As we wrap up today’s deep dive into Fisher Investments Annuity Insights, I want to share my overall assessment of this report. Fisher Investments has put forward a perspective on annuities that, in my view, lacks the depth and balance necessary for a complete understanding of these financial products.
First and foremost, the general tone of ‘Annuity Insights’ tends toward a broad-brush criticism of all annuities when the vast majority of the report is referring to Variable Annuities. And that is one thing Ken and I agree on – Variable Annuities suck! At least the ones that are being offered these days. This is why I refer to them as “the wolf in sheep’s clothing”.

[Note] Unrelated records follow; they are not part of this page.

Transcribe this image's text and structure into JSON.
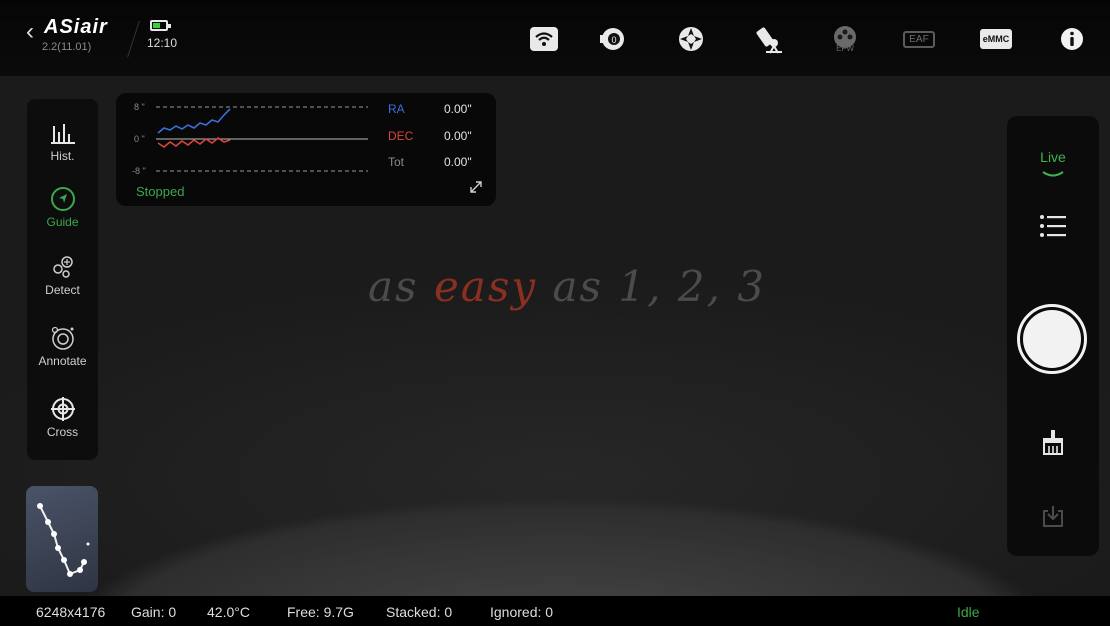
{
  "app": {
    "brand": "ASiair",
    "version": "2.2(11.01)",
    "clock": "12:10"
  },
  "topbar": {
    "icons": [
      "wifi-icon",
      "camera-icon",
      "guide-scope-icon",
      "mount-icon",
      "efw-icon",
      "eaf-icon",
      "emmc-icon",
      "info-icon"
    ],
    "efw_label": "EFW",
    "eaf_label": "EAF",
    "emmc_label": "eMMC"
  },
  "left_tools": [
    {
      "label": "Hist.",
      "icon": "histogram-icon",
      "active": false
    },
    {
      "label": "Guide",
      "icon": "guide-arrow-icon",
      "active": true
    },
    {
      "label": "Detect",
      "icon": "detect-stars-icon",
      "active": false
    },
    {
      "label": "Annotate",
      "icon": "annotate-icon",
      "active": false
    },
    {
      "label": "Cross",
      "icon": "crosshair-icon",
      "active": false
    }
  ],
  "guide_panel": {
    "ticks": [
      "8 \"",
      "0 \"",
      "-8 \""
    ],
    "rows": [
      {
        "label": "RA",
        "value": "0.00\"",
        "color": "#3d6fd8"
      },
      {
        "label": "DEC",
        "value": "0.00\"",
        "color": "#d8453d"
      },
      {
        "label": "Tot",
        "value": "0.00\"",
        "color": "#8a8a8a"
      }
    ],
    "status": "Stopped"
  },
  "slogan": {
    "part1": "as ",
    "highlight": "easy",
    "part2": " as 1, 2, 3"
  },
  "right_panel": {
    "mode": "Live"
  },
  "status_bar": {
    "resolution": "6248x4176",
    "gain": "Gain: 0",
    "temp": "42.0°C",
    "free": "Free: 9.7G",
    "stacked": "Stacked: 0",
    "ignored": "Ignored: 0",
    "state": "Idle"
  },
  "colors": {
    "accent_green": "#3aa94a",
    "ra_blue": "#3d6fd8",
    "dec_red": "#d8453d"
  }
}
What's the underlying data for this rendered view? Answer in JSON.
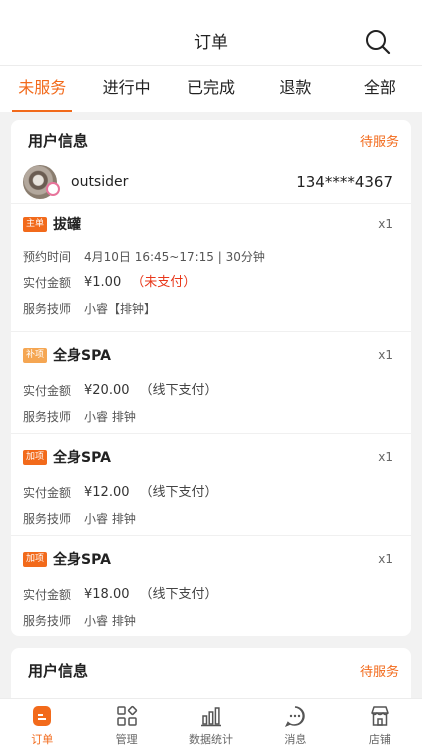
{
  "header": {
    "title": "订单"
  },
  "tabs": [
    {
      "label": "未服务",
      "active": true
    },
    {
      "label": "进行中",
      "active": false
    },
    {
      "label": "已完成",
      "active": false
    },
    {
      "label": "退款",
      "active": false
    },
    {
      "label": "全部",
      "active": false
    }
  ],
  "order": {
    "header_title": "用户信息",
    "status": "待服务",
    "user_name": "outsider",
    "phone": "134****4367",
    "items": [
      {
        "badge": "主单",
        "name": "拔罐",
        "qty": "x1",
        "time_label": "预约时间",
        "time_value": "4月10日 16:45~17:15 | 30分钟",
        "amount_label": "实付金额",
        "amount": "¥1.00",
        "payment_note": "（未支付）",
        "tech_label": "服务技师",
        "tech_value": "小睿【排钟】"
      },
      {
        "badge": "补项",
        "name": "全身SPA",
        "qty": "x1",
        "amount_label": "实付金额",
        "amount": "¥20.00",
        "payment_note": "（线下支付）",
        "tech_label": "服务技师",
        "tech_value": "小睿 排钟"
      },
      {
        "badge": "加项",
        "name": "全身SPA",
        "qty": "x1",
        "amount_label": "实付金额",
        "amount": "¥12.00",
        "payment_note": "（线下支付）",
        "tech_label": "服务技师",
        "tech_value": "小睿 排钟"
      },
      {
        "badge": "加项",
        "name": "全身SPA",
        "qty": "x1",
        "amount_label": "实付金额",
        "amount": "¥18.00",
        "payment_note": "（线下支付）",
        "tech_label": "服务技师",
        "tech_value": "小睿 排钟"
      }
    ]
  },
  "order2": {
    "header_title": "用户信息",
    "status": "待服务"
  },
  "nav": [
    {
      "label": "订单",
      "icon": "order-icon",
      "active": true
    },
    {
      "label": "管理",
      "icon": "grid-icon",
      "active": false
    },
    {
      "label": "数据统计",
      "icon": "chart-icon",
      "active": false
    },
    {
      "label": "消息",
      "icon": "chat-icon",
      "active": false
    },
    {
      "label": "店铺",
      "icon": "store-icon",
      "active": false
    }
  ],
  "colors": {
    "accent": "#f26a1b",
    "unpaid": "#e8381b",
    "badge_light": "#f5a652"
  }
}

While it’s true that Variable Annuities can be complex and laden with fees, painting all annuities with the same brush does a disservice to those who might benefit from them. Fisher’s report seems to miss the nuances of MYGAs and Fixed Indexed Annuities, which can offer the stability and protection that some investors are seeking.
Furthermore, the report’s approach to explaining the costs associated with annuities oversimplifies a complex matter. In my experience, transparency and understanding of fees are critical. Yes, some annuities have expenses, but they are not always as prohibitive or hidden as the report suggests. A good question to ask when it comes to fees is, “What am I getting in exchange for this expense?”.
In the podcast, I dive much deeper into some of these nuances and include several examples where we can easily see that many of these points completely omit real-world application. I encourage you to give it a watch or listen, and if you’d like to discuss anything that is directly concerning your situation, you can schedule a short call on my calendar.